Religious Kurds become key vote in Turkey
Despite its secular roots, a major Kurdish political party is fighting to regain conservative Kurdish votes from the ruling party.
In an office on the outskirts of this city in Turkey's predominantly Kurdish southeast, a group of gray-bearded men – all retired clerics – gather for a nightly meeting.Skip to next paragraph
Subscribe Today to the Monitor
The conversation quickly turns to politics. Local elections will be held throughout Turkey in March, and religiously conservative Kurds like these men have become an important constituency in the southeast.
In recent years, Kurds have gravitated toward Turkey's Ruling Justice and Development Party (AKP). Though not explicitly pro-Kurdish, the party, founded by veterans of the country's political Islam movement, has worked hard to woo Kurdish voters with its conservative credentials.
But these men say they are throwing their weight behind the Democratic Society Party (DTP), a pro-Kurdish party with socialist roots. Despite its secular origins, the DTP has been trying to reclaim Kurdish votes lost to the AKP by tailoring its language and symbols to religiously conservative Kurdish voters.
"What we have seen in the last year is that the DTP is trying to eliminate the image of the party as an overtly secularist and nationalist movement and reach out to conservative Kurds," says Ihsan Dagi, a professor at Middle East Technical University in Ankara and an expert on Turkish politics. "The AKP's success has forced the DTP to come to terms with the religiously conservative nature of the Kurdish people."

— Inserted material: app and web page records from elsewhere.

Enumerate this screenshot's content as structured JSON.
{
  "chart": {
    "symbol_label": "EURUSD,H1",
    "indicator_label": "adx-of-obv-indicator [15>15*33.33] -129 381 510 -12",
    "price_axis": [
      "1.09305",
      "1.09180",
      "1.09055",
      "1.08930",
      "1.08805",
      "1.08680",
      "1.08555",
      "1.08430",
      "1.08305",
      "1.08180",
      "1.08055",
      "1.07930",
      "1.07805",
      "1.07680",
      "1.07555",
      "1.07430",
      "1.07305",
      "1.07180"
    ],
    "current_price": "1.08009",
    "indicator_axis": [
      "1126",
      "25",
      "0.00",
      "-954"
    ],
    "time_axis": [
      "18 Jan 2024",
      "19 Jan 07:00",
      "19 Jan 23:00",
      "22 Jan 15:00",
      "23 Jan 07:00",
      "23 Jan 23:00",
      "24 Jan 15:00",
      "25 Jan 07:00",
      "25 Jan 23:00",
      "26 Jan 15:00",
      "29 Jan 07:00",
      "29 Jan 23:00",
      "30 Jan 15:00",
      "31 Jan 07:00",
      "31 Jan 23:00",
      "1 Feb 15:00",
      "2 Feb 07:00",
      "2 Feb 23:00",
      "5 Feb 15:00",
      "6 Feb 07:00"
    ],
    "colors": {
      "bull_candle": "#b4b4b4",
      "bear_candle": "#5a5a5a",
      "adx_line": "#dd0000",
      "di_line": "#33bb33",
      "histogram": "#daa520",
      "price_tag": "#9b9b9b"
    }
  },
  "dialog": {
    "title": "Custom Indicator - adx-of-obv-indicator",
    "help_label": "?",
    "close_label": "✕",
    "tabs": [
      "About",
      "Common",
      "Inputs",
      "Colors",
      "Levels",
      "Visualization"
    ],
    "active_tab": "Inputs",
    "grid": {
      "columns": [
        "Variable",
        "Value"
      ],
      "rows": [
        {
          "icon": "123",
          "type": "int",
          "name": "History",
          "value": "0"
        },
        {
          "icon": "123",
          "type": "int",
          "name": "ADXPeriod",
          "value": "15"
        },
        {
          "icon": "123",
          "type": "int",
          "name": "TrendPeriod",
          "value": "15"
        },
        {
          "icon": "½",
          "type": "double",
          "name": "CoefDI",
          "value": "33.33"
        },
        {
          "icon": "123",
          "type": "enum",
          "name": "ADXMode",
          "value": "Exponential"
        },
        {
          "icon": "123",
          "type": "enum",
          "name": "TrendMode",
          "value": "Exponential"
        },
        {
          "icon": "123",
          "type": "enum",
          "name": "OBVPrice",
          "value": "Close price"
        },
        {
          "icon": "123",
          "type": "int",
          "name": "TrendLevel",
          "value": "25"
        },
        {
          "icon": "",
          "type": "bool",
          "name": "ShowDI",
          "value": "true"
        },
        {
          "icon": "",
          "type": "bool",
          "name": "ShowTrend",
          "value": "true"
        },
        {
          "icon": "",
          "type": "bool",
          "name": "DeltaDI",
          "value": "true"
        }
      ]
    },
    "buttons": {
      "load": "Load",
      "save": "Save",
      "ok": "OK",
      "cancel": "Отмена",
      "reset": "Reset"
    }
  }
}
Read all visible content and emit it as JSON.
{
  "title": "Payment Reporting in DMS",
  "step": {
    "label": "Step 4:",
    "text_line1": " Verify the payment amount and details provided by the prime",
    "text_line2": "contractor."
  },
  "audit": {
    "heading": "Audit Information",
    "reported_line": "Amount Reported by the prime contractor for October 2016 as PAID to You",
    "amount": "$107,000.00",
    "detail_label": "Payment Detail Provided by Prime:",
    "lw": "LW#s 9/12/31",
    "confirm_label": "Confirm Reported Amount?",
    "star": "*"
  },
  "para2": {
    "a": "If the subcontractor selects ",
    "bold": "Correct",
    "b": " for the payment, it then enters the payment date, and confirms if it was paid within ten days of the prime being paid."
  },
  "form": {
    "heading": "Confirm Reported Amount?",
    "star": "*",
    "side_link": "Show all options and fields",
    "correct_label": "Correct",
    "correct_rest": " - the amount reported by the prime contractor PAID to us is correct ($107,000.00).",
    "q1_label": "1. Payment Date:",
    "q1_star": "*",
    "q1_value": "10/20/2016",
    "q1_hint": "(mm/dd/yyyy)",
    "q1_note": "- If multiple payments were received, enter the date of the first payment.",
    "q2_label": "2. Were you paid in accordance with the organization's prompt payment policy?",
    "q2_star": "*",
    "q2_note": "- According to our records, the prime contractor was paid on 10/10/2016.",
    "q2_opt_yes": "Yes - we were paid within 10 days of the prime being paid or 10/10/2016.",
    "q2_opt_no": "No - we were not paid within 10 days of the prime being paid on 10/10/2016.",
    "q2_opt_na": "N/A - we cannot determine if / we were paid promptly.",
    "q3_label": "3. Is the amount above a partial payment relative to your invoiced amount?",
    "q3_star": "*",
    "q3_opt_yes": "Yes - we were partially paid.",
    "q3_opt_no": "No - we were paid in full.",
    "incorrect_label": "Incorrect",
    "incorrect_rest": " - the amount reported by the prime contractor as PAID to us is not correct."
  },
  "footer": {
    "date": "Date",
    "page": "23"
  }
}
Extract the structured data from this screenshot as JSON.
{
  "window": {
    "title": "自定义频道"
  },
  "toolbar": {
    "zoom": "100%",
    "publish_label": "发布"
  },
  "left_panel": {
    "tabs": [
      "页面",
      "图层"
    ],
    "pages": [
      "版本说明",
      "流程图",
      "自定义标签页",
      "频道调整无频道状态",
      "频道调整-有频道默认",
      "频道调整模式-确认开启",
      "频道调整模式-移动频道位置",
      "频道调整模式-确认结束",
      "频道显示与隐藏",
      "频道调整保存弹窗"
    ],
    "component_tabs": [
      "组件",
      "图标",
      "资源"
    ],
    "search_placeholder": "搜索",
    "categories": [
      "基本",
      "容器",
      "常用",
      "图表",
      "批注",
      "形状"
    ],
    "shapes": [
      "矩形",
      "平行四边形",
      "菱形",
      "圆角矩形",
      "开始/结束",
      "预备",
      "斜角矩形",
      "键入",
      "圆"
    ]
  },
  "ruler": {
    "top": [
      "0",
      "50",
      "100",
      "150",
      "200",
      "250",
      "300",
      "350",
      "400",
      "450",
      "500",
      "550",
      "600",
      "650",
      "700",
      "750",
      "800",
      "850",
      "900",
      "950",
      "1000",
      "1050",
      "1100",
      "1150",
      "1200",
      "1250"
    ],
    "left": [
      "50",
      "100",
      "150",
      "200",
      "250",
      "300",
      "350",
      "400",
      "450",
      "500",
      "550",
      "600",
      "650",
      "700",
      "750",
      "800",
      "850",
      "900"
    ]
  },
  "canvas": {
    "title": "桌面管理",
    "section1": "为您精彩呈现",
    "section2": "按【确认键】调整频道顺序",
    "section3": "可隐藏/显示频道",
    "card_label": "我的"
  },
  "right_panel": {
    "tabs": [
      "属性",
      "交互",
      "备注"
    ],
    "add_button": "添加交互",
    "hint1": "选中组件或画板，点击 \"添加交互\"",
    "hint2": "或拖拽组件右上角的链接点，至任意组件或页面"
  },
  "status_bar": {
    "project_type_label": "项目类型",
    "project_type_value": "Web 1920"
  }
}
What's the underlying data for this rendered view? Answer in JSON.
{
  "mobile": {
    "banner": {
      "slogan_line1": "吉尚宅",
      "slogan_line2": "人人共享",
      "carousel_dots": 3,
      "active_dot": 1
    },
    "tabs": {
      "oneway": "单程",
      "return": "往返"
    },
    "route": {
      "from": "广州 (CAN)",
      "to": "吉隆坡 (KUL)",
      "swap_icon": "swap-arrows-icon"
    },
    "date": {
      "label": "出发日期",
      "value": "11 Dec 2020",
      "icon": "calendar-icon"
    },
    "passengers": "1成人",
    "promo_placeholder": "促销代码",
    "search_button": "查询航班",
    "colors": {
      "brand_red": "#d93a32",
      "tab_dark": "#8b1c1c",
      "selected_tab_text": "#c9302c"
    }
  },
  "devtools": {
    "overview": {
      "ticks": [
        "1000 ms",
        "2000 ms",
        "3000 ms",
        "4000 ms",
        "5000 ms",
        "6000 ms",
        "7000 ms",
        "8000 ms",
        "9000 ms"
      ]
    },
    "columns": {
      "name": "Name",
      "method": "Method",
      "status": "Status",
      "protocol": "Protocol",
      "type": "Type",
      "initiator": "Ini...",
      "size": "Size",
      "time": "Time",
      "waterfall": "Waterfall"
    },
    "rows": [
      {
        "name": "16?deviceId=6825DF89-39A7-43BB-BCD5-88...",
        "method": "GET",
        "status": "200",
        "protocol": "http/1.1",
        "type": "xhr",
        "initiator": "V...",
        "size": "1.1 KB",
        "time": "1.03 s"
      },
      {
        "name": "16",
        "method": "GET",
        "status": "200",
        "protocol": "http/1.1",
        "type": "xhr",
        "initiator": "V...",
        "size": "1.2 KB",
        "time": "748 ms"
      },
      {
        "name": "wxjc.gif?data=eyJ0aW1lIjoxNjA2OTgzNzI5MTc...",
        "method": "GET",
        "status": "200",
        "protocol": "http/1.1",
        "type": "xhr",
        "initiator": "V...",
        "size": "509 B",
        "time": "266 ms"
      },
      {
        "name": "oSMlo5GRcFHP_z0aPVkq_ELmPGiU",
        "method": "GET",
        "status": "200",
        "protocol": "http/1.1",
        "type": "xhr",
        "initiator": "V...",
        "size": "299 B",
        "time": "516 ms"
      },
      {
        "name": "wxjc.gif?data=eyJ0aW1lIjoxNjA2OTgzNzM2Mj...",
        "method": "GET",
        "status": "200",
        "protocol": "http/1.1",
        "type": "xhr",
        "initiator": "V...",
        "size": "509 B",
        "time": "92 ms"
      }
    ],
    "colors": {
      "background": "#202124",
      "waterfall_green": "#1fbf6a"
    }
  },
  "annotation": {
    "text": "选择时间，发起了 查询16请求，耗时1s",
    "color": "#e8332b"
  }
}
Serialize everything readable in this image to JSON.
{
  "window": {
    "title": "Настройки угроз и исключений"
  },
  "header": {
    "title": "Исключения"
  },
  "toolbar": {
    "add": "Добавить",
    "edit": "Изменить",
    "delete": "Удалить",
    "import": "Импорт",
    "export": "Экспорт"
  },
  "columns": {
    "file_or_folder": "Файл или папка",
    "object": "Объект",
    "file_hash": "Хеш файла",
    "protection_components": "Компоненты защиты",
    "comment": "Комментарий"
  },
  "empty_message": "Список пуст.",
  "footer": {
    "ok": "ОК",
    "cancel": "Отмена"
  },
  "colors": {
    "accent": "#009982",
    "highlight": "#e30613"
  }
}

The DTP – currently facing closure proceedings in Turkey's highest court, where it's accused of separatist activities – certainly has a lot to worry about. Once the leading political force in the southeast, the DTP now finds itself locked in a bitter fight for votes with the AKP. In 2007's parliamentary elections, for example, the AKP managed to collect 56 percent of the southeast's votes. Even in Diyarbakir, considered a DTP stronghold, the AKP took 41 percent of votes, up from only 16 percent in the previous general elections in 2002.
"We are closer to the people in this region, absolutely," says Ahmet Ocal, the AKP's Diyarbakir district chairman, during an interview in his office.
The DTP's strong suit has long been its clear pro-Kurdish stance. On the other hand, the party's secular and Marxist roots have often left it at odds with segments of Kurdish society – among the most traditional and conservative in Turkey – something the AKP has been able to capitalize on.